Background: In patients with chronic obstructive pulmonary disease, a restriction on maximum ventilatory capacity contributes to exercise limitation. It has been demonstrated that the diaphragm in COPD is relatively protected from fatigue during exercise. Because of expiratory flow limitation the abdominal muscles are activated early during exercise in COPD. This adds significantly to the work of breathing and may therefore contribute to exercise limitation. In healthy subjects, prior expiratory muscle fatigue has been shown itself to contribute to the development of quadriceps fatigue. It is not known whether fatigue of the abdominal muscles occurs during exercise in COPD.
Methods: Twitch gastric pressure (TwT10Pga), elicited by magnetic stimulation over the 10th thoracic vertebra and twitch transdiaphragmatic pressure (TwPdi), elicited by bilateral anterolateral magnetic phrenic nerve stimulation were measured before and after symptom-limited, incremental cycle ergometry in patients with COPD.
Results: Twenty-three COPD patients, with a mean (SD) FEV1 40.8(23.1)% predicted, achieved a mean peak workload of 53.5(15.9) W. Following exercise, TwT10Pga fell from 51.3(27.1) cmH2O to 47.4(25.2) cmH2O (p = 0.011). TwPdi did not change significantly; pre 17.0(6.4) cmH2O post 17.5(5.9) cmH2O (p = 0.7). Fatiguers, defined as having a fall TwT10Pga > or = 10% had significantly worse lung gas transfer, but did not differ in other exercise parameters.
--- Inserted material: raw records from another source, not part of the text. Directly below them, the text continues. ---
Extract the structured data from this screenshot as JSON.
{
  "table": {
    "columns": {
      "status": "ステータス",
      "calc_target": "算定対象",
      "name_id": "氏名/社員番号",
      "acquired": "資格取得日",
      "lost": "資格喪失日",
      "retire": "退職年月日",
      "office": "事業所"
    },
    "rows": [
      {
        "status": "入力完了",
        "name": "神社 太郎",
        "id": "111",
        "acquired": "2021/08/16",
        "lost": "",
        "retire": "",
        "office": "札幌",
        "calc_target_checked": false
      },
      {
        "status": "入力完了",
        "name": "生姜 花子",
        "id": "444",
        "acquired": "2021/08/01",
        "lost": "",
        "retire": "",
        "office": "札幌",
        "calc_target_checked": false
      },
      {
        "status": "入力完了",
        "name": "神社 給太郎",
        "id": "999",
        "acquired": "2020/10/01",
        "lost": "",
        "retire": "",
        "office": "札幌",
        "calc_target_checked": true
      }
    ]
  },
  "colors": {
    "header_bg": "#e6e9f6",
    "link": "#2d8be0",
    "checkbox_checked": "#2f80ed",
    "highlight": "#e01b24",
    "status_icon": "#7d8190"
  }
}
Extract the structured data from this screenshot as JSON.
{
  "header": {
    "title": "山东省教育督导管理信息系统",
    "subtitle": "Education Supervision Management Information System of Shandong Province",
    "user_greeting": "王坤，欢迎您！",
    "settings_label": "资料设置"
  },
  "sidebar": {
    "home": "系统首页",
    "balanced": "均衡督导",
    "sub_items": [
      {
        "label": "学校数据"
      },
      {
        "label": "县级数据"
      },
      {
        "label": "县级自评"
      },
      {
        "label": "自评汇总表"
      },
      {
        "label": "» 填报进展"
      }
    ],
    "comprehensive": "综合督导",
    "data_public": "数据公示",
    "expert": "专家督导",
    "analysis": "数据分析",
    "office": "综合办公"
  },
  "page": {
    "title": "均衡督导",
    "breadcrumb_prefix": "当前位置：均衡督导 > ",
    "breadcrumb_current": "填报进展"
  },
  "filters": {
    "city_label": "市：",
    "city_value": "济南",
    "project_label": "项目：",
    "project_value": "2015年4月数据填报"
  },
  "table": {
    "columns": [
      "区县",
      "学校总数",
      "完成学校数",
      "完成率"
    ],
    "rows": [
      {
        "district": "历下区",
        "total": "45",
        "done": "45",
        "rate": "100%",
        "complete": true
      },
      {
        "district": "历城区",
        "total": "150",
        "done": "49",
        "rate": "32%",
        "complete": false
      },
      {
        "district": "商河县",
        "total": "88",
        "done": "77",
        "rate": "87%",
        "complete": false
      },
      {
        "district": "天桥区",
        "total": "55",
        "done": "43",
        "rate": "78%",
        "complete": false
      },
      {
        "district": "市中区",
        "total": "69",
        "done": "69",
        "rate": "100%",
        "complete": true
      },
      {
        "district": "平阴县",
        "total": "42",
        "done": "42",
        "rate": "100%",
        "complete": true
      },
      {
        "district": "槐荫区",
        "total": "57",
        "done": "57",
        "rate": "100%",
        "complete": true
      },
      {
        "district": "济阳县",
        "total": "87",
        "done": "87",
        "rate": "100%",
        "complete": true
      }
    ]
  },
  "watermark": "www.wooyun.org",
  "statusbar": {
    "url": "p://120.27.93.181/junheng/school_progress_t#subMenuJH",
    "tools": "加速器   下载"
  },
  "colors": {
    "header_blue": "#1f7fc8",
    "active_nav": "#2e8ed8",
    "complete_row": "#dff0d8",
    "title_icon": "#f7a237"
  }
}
Conclusions: In patients with COPD, abdominal muscle but not diaphragm fatigue develops following symptom limited incremental cycle ergometry. Further work is needed to establish whether abdominal muscle fatigue is relevant to exercise limitation in COPD, perhaps indirectly through an effect on quadriceps fatigability.